— Directions for this task —
The full set of entries needs to be reproduced exactly.

Website and app data records
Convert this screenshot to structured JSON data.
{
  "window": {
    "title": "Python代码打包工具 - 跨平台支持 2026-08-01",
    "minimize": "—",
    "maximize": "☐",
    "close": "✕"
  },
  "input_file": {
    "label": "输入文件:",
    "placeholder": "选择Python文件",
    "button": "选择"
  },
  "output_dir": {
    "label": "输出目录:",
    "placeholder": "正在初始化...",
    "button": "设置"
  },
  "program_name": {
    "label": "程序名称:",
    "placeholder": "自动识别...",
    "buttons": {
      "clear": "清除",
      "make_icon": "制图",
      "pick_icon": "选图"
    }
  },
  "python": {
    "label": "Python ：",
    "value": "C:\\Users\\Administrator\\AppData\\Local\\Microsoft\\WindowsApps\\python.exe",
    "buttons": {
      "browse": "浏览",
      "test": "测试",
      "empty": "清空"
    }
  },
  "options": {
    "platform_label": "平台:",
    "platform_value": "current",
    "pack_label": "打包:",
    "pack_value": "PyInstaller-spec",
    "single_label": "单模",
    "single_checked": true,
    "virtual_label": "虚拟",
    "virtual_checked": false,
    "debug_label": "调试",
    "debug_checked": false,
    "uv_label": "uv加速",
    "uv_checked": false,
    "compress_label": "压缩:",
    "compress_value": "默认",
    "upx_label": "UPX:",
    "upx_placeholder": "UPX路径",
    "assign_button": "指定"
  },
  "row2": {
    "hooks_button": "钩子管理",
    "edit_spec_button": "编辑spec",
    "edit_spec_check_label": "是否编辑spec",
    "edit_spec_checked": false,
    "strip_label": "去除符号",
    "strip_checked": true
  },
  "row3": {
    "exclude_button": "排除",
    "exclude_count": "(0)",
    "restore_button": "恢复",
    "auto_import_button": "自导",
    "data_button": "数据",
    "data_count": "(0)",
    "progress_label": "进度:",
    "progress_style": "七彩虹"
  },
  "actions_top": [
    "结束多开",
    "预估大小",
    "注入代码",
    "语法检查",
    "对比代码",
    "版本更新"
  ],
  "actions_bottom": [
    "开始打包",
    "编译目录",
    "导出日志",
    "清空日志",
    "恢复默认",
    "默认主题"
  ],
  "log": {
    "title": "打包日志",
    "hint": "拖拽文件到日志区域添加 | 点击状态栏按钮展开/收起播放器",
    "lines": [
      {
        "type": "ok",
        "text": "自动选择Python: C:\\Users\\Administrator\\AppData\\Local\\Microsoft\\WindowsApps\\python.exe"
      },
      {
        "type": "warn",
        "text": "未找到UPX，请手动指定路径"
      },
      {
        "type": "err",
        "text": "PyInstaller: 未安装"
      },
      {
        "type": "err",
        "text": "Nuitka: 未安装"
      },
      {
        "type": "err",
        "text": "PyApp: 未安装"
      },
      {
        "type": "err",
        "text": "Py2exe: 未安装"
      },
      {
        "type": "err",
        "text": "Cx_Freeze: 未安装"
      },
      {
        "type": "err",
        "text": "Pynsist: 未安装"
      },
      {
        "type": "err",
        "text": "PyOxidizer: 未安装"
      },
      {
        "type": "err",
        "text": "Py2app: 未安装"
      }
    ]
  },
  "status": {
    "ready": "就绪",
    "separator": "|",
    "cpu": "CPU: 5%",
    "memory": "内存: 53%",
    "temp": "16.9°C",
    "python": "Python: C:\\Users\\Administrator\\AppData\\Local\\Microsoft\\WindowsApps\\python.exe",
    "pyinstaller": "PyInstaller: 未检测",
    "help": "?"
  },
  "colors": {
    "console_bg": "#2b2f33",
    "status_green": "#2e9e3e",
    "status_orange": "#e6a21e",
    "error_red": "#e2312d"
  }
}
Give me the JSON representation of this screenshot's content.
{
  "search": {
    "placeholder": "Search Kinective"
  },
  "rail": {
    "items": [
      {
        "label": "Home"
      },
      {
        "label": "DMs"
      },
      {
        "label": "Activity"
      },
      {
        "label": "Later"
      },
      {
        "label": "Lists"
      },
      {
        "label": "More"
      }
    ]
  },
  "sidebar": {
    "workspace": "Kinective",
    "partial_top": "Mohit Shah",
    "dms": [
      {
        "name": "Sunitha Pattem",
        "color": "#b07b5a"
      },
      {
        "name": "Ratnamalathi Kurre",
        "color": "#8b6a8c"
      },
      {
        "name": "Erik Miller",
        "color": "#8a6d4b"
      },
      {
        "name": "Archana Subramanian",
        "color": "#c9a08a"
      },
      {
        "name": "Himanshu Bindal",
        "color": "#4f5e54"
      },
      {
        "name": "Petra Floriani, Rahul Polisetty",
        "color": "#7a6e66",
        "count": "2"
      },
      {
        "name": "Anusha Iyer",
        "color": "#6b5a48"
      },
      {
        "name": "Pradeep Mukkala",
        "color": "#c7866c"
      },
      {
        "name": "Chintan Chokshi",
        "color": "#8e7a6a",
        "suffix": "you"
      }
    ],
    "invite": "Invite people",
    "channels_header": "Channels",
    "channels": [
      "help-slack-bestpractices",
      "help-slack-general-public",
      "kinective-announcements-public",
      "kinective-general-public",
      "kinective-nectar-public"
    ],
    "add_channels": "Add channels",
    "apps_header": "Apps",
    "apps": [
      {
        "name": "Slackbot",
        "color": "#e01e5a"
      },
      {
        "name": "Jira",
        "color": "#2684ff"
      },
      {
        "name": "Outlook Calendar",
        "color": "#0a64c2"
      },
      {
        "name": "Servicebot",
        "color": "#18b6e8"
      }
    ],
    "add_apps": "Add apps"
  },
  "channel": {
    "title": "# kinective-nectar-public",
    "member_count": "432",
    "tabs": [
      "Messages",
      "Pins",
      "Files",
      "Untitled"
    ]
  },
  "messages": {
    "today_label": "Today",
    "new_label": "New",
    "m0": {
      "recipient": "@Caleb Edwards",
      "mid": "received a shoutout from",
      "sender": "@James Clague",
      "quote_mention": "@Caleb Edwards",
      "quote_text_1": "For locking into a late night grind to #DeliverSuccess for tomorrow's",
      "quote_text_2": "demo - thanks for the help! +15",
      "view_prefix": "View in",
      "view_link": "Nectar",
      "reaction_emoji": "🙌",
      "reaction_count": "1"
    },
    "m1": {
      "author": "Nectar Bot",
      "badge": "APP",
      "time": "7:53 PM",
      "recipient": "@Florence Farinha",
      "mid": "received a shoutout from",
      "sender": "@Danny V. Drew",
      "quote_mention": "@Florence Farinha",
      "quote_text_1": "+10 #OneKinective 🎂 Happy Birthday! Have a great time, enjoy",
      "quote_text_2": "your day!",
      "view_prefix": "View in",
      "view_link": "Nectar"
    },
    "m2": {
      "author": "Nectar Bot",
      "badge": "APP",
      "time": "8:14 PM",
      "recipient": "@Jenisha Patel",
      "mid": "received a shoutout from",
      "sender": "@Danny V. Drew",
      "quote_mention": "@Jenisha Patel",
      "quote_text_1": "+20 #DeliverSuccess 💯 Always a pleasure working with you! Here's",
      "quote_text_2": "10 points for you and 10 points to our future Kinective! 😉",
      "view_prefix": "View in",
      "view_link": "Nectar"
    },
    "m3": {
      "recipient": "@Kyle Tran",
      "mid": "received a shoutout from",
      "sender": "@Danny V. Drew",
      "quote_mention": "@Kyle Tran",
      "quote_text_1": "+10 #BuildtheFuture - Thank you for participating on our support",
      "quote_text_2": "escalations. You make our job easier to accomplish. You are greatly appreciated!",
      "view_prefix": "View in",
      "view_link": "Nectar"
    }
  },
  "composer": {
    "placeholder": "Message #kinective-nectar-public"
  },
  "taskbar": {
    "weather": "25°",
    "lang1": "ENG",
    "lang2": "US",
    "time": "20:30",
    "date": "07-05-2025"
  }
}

— Exercise result —
Convert this screenshot to structured JSON data.
{
  "window": {
    "title": "Python代码打包工具 - 跨平台支持 2026-08-01",
    "minimize": "—",
    "maximize": "☐",
    "close": "✕"
  },
  "input_file": {
    "label": "输入文件:",
    "placeholder": "选择Python文件",
    "button": "选择"
  },
  "output_dir": {
    "label": "输出目录:",
    "placeholder": "正在初始化...",
    "button": "设置"
  },
  "program_name": {
    "label": "程序名称:",
    "placeholder": "自动识别...",
    "buttons": {
      "clear": "清除",
      "make_icon": "制图",
      "pick_icon": "选图"
    }
  },
  "python": {
    "label": "Python ：",
    "value": "C:\\Users\\Administrator\\AppData\\Local\\Microsoft\\WindowsApps\\python.exe",
    "buttons": {
      "browse": "浏览",
      "test": "测试",
      "empty": "清空"
    }
  },
  "options": {
    "platform_label": "平台:",
    "platform_value": "current",
    "pack_label": "打包:",
    "pack_value": "PyInstaller-spec",
    "single_label": "单模",
    "single_checked": true,
    "virtual_label": "虚拟",
    "virtual_checked": false,
    "debug_label": "调试",
    "debug_checked": false,
    "uv_label": "uv加速",
    "uv_checked": false,
    "compress_label": "压缩:",
    "compress_value": "默认",
    "upx_label": "UPX:",
    "upx_placeholder": "UPX路径",
    "assign_button": "指定"
  },
  "row2": {
    "hooks_button": "钩子管理",
    "edit_spec_button": "编辑spec",
    "edit_spec_check_label": "是否编辑spec",
    "edit_spec_checked": false,
    "strip_label": "去除符号",
    "strip_checked": true
  },
  "row3": {
    "exclude_button": "排除",
    "exclude_count": "(0)",
    "restore_button": "恢复",
    "auto_import_button": "自导",
    "data_button": "数据",
    "data_count": "(0)",
    "progress_label": "进度:",
    "progress_style": "七彩虹"
  },
  "actions_top": [
    "结束多开",
    "预估大小",
    "注入代码",
    "语法检查",
    "对比代码",
    "版本更新"
  ],
  "actions_bottom": [
    "开始打包",
    "编译目录",
    "导出日志",
    "清空日志",
    "恢复默认",
    "默认主题"
  ],
  "log": {
    "title": "打包日志",
    "hint": "拖拽文件到日志区域添加 | 点击状态栏按钮展开/收起播放器",
    "lines": [
      {
        "type": "ok",
        "text": "自动选择Python: C:\\Users\\Administrator\\AppData\\Local\\Microsoft\\WindowsApps\\python.exe"
      },
      {
        "type": "warn",
        "text": "未找到UPX，请手动指定路径"
      },
      {
        "type": "err",
        "text": "PyInstaller: 未安装"
      },
      {
        "type": "err",
        "text": "Nuitka: 未安装"
      },
      {
        "type": "err",
        "text": "PyApp: 未安装"
      },
      {
        "type": "err",
        "text": "Py2exe: 未安装"
      },
      {
        "type": "err",
        "text": "Cx_Freeze: 未安装"
      },
      {
        "type": "err",
        "text": "Pynsist: 未安装"
      },
      {
        "type": "err",
        "text": "PyOxidizer: 未安装"
      },
      {
        "type": "err",
        "text": "Py2app: 未安装"
      }
    ]
  },
  "status": {
    "ready": "就绪",
    "separator": "|",
    "cpu": "CPU: 5%",
    "memory": "内存: 53%",
    "temp": "16.9°C",
    "python": "Python: C:\\Users\\Administrator\\AppData\\Local\\Microsoft\\WindowsApps\\python.exe",
    "pyinstaller": "PyInstaller: 未检测",
    "help": "?"
  },
  "colors": {
    "console_bg": "#2b2f33",
    "status_green": "#2e9e3e",
    "status_orange": "#e6a21e",
    "error_red": "#e2312d"
  }
}
Give me the JSON representation of this screenshot's content.
{
  "search": {
    "placeholder": "Search Kinective"
  },
  "rail": {
    "items": [
      {
        "label": "Home"
      },
      {
        "label": "DMs"
      },
      {
        "label": "Activity"
      },
      {
        "label": "Later"
      },
      {
        "label": "Lists"
      },
      {
        "label": "More"
      }
    ]
  },
  "sidebar": {
    "workspace": "Kinective",
    "partial_top": "Mohit Shah",
    "dms": [
      {
        "name": "Sunitha Pattem",
        "color": "#b07b5a"
      },
      {
        "name": "Ratnamalathi Kurre",
        "color": "#8b6a8c"
      },
      {
        "name": "Erik Miller",
        "color": "#8a6d4b"
      },
      {
        "name": "Archana Subramanian",
        "color": "#c9a08a"
      },
      {
        "name": "Himanshu Bindal",
        "color": "#4f5e54"
      },
      {
        "name": "Petra Floriani, Rahul Polisetty",
        "color": "#7a6e66",
        "count": "2"
      },
      {
        "name": "Anusha Iyer",
        "color": "#6b5a48"
      },
      {
        "name": "Pradeep Mukkala",
        "color": "#c7866c"
      },
      {
        "name": "Chintan Chokshi",
        "color": "#8e7a6a",
        "suffix": "you"
      }
    ],
    "invite": "Invite people",
    "channels_header": "Channels",
    "channels": [
      "help-slack-bestpractices",
      "help-slack-general-public",
      "kinective-announcements-public",
      "kinective-general-public",
      "kinective-nectar-public"
    ],
    "add_channels": "Add channels",
    "apps_header": "Apps",
    "apps": [
      {
        "name": "Slackbot",
        "color": "#e01e5a"
      },
      {
        "name": "Jira",
        "color": "#2684ff"
      },
      {
        "name": "Outlook Calendar",
        "color": "#0a64c2"
      },
      {
        "name": "Servicebot",
        "color": "#18b6e8"
      }
    ],
    "add_apps": "Add apps"
  },
  "channel": {
    "title": "# kinective-nectar-public",
    "member_count": "432",
    "tabs": [
      "Messages",
      "Pins",
      "Files",
      "Untitled"
    ]
  },
  "messages": {
    "today_label": "Today",
    "new_label": "New",
    "m0": {
      "recipient": "@Caleb Edwards",
      "mid": "received a shoutout from",
      "sender": "@James Clague",
      "quote_mention": "@Caleb Edwards",
      "quote_text_1": "For locking into a late night grind to #DeliverSuccess for tomorrow's",
      "quote_text_2": "demo - thanks for the help! +15",
      "view_prefix": "View in",
      "view_link": "Nectar",
      "reaction_emoji": "🙌",
      "reaction_count": "1"
    },
    "m1": {
      "author": "Nectar Bot",
      "badge": "APP",
      "time": "7:53 PM",
      "recipient": "@Florence Farinha",
      "mid": "received a shoutout from",
      "sender": "@Danny V. Drew",
      "quote_mention": "@Florence Farinha",
      "quote_text_1": "+10 #OneKinective 🎂 Happy Birthday! Have a great time, enjoy",
      "quote_text_2": "your day!",
      "view_prefix": "View in",
      "view_link": "Nectar"
    },
    "m2": {
      "author": "Nectar Bot",
      "badge": "APP",
      "time": "8:14 PM",
      "recipient": "@Jenisha Patel",
      "mid": "received a shoutout from",
      "sender": "@Danny V. Drew",
      "quote_mention": "@Jenisha Patel",
      "quote_text_1": "+20 #DeliverSuccess 💯 Always a pleasure working with you! Here's",
      "quote_text_2": "10 points for you and 10 points to our future Kinective! 😉",
      "view_prefix": "View in",
      "view_link": "Nectar"
    },
    "m3": {
      "recipient": "@Kyle Tran",
      "mid": "received a shoutout from",
      "sender": "@Danny V. Drew",
      "quote_mention": "@Kyle Tran",
      "quote_text_1": "+10 #BuildtheFuture - Thank you for participating on our support",
      "quote_text_2": "escalations. You make our job easier to accomplish. You are greatly appreciated!",
      "view_prefix": "View in",
      "view_link": "Nectar"
    }
  },
  "composer": {
    "placeholder": "Message #kinective-nectar-public"
  },
  "taskbar": {
    "weather": "25°",
    "lang1": "ENG",
    "lang2": "US",
    "time": "20:30",
    "date": "07-05-2025"
  }
}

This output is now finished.